Interface dataset entries
--
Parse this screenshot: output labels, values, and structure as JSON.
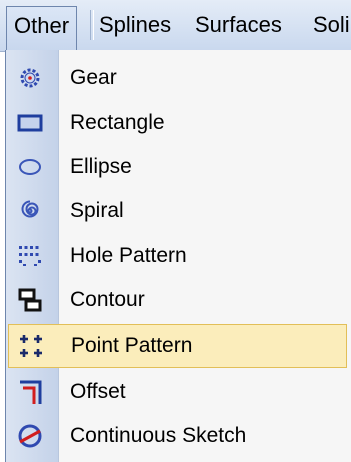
{
  "menubar": {
    "items": [
      {
        "label": "Other",
        "active": true
      },
      {
        "label": "Splines"
      },
      {
        "label": "Surfaces"
      },
      {
        "label": "Soli"
      }
    ]
  },
  "dropdown": {
    "items": [
      {
        "label": "Gear",
        "icon": "gear-icon"
      },
      {
        "label": "Rectangle",
        "icon": "rectangle-icon"
      },
      {
        "label": "Ellipse",
        "icon": "ellipse-icon"
      },
      {
        "label": "Spiral",
        "icon": "spiral-icon"
      },
      {
        "label": "Hole Pattern",
        "icon": "hole-pattern-icon"
      },
      {
        "label": "Contour",
        "icon": "contour-icon"
      },
      {
        "label": "Point Pattern",
        "icon": "point-pattern-icon",
        "highlighted": true
      },
      {
        "label": "Offset",
        "icon": "offset-icon"
      },
      {
        "label": "Continuous Sketch",
        "icon": "continuous-sketch-icon"
      }
    ]
  },
  "colors": {
    "highlight_bg": "#fbedbb",
    "highlight_border": "#e2bf58",
    "icon_blue": "#1f3e9e",
    "icon_red": "#d21e1e"
  }
}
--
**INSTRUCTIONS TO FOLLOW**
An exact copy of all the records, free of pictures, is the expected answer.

**REPLY**
Parse this screenshot: output labels, values, and structure as JSON.
{
  "menubar": {
    "items": [
      {
        "label": "Other",
        "active": true
      },
      {
        "label": "Splines"
      },
      {
        "label": "Surfaces"
      },
      {
        "label": "Soli"
      }
    ]
  },
  "dropdown": {
    "items": [
      {
        "label": "Gear",
        "icon": "gear-icon"
      },
      {
        "label": "Rectangle",
        "icon": "rectangle-icon"
      },
      {
        "label": "Ellipse",
        "icon": "ellipse-icon"
      },
      {
        "label": "Spiral",
        "icon": "spiral-icon"
      },
      {
        "label": "Hole Pattern",
        "icon": "hole-pattern-icon"
      },
      {
        "label": "Contour",
        "icon": "contour-icon"
      },
      {
        "label": "Point Pattern",
        "icon": "point-pattern-icon",
        "highlighted": true
      },
      {
        "label": "Offset",
        "icon": "offset-icon"
      },
      {
        "label": "Continuous Sketch",
        "icon": "continuous-sketch-icon"
      }
    ]
  },
  "colors": {
    "highlight_bg": "#fbedbb",
    "highlight_border": "#e2bf58",
    "icon_blue": "#1f3e9e",
    "icon_red": "#d21e1e"
  }
}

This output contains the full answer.